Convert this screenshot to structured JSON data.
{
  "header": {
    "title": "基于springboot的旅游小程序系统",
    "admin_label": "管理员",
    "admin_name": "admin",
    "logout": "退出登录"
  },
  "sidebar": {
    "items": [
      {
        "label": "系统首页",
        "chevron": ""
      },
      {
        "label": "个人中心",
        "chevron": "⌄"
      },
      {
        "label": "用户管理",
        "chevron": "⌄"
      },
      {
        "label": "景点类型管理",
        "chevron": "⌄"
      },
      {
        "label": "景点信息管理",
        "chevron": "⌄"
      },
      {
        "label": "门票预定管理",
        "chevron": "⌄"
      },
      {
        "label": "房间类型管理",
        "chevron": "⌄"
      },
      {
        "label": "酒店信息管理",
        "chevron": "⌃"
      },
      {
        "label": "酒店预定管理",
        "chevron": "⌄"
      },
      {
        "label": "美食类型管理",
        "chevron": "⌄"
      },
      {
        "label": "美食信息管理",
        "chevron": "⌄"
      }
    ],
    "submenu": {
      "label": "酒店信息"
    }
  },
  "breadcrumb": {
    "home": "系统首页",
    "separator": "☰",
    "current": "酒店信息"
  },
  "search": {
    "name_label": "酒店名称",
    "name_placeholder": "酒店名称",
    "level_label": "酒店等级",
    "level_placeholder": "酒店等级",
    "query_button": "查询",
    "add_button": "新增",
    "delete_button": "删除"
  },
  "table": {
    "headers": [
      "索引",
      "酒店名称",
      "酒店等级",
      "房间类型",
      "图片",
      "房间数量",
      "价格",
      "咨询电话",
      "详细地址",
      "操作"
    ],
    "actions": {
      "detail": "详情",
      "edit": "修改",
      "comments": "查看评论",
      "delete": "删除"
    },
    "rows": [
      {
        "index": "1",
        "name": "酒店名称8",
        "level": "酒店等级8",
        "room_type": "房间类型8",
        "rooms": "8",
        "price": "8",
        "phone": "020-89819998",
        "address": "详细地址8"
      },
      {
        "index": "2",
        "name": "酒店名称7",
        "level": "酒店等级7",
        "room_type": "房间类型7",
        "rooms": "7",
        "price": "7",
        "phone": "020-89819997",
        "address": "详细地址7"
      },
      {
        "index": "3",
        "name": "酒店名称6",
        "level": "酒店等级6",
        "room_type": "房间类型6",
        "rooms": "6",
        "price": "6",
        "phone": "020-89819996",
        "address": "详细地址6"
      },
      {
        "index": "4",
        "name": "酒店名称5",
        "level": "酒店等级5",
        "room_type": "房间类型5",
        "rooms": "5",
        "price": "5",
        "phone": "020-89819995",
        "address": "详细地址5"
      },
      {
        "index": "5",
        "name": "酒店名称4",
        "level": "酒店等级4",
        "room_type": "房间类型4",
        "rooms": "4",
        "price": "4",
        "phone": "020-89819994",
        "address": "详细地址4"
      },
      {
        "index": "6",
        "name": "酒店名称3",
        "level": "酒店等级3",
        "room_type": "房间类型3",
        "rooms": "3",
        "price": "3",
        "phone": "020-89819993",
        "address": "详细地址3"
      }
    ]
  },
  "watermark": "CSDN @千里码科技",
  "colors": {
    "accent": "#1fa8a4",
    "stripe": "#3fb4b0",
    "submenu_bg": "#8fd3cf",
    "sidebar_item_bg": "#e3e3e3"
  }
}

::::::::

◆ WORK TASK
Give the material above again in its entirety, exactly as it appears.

◆ ANSWER FOR THE TASK
Convert this screenshot to structured JSON data.
{
  "header": {
    "title": "基于springboot的旅游小程序系统",
    "admin_label": "管理员",
    "admin_name": "admin",
    "logout": "退出登录"
  },
  "sidebar": {
    "items": [
      {
        "label": "系统首页",
        "chevron": ""
      },
      {
        "label": "个人中心",
        "chevron": "⌄"
      },
      {
        "label": "用户管理",
        "chevron": "⌄"
      },
      {
        "label": "景点类型管理",
        "chevron": "⌄"
      },
      {
        "label": "景点信息管理",
        "chevron": "⌄"
      },
      {
        "label": "门票预定管理",
        "chevron": "⌄"
      },
      {
        "label": "房间类型管理",
        "chevron": "⌄"
      },
      {
        "label": "酒店信息管理",
        "chevron": "⌃"
      },
      {
        "label": "酒店预定管理",
        "chevron": "⌄"
      },
      {
        "label": "美食类型管理",
        "chevron": "⌄"
      },
      {
        "label": "美食信息管理",
        "chevron": "⌄"
      }
    ],
    "submenu": {
      "label": "酒店信息"
    }
  },
  "breadcrumb": {
    "home": "系统首页",
    "separator": "☰",
    "current": "酒店信息"
  },
  "search": {
    "name_label": "酒店名称",
    "name_placeholder": "酒店名称",
    "level_label": "酒店等级",
    "level_placeholder": "酒店等级",
    "query_button": "查询",
    "add_button": "新增",
    "delete_button": "删除"
  },
  "table": {
    "headers": [
      "索引",
      "酒店名称",
      "酒店等级",
      "房间类型",
      "图片",
      "房间数量",
      "价格",
      "咨询电话",
      "详细地址",
      "操作"
    ],
    "actions": {
      "detail": "详情",
      "edit": "修改",
      "comments": "查看评论",
      "delete": "删除"
    },
    "rows": [
      {
        "index": "1",
        "name": "酒店名称8",
        "level": "酒店等级8",
        "room_type": "房间类型8",
        "rooms": "8",
        "price": "8",
        "phone": "020-89819998",
        "address": "详细地址8"
      },
      {
        "index": "2",
        "name": "酒店名称7",
        "level": "酒店等级7",
        "room_type": "房间类型7",
        "rooms": "7",
        "price": "7",
        "phone": "020-89819997",
        "address": "详细地址7"
      },
      {
        "index": "3",
        "name": "酒店名称6",
        "level": "酒店等级6",
        "room_type": "房间类型6",
        "rooms": "6",
        "price": "6",
        "phone": "020-89819996",
        "address": "详细地址6"
      },
      {
        "index": "4",
        "name": "酒店名称5",
        "level": "酒店等级5",
        "room_type": "房间类型5",
        "rooms": "5",
        "price": "5",
        "phone": "020-89819995",
        "address": "详细地址5"
      },
      {
        "index": "5",
        "name": "酒店名称4",
        "level": "酒店等级4",
        "room_type": "房间类型4",
        "rooms": "4",
        "price": "4",
        "phone": "020-89819994",
        "address": "详细地址4"
      },
      {
        "index": "6",
        "name": "酒店名称3",
        "level": "酒店等级3",
        "room_type": "房间类型3",
        "rooms": "3",
        "price": "3",
        "phone": "020-89819993",
        "address": "详细地址3"
      }
    ]
  },
  "watermark": "CSDN @千里码科技",
  "colors": {
    "accent": "#1fa8a4",
    "stripe": "#3fb4b0",
    "submenu_bg": "#8fd3cf",
    "sidebar_item_bg": "#e3e3e3"
  }
}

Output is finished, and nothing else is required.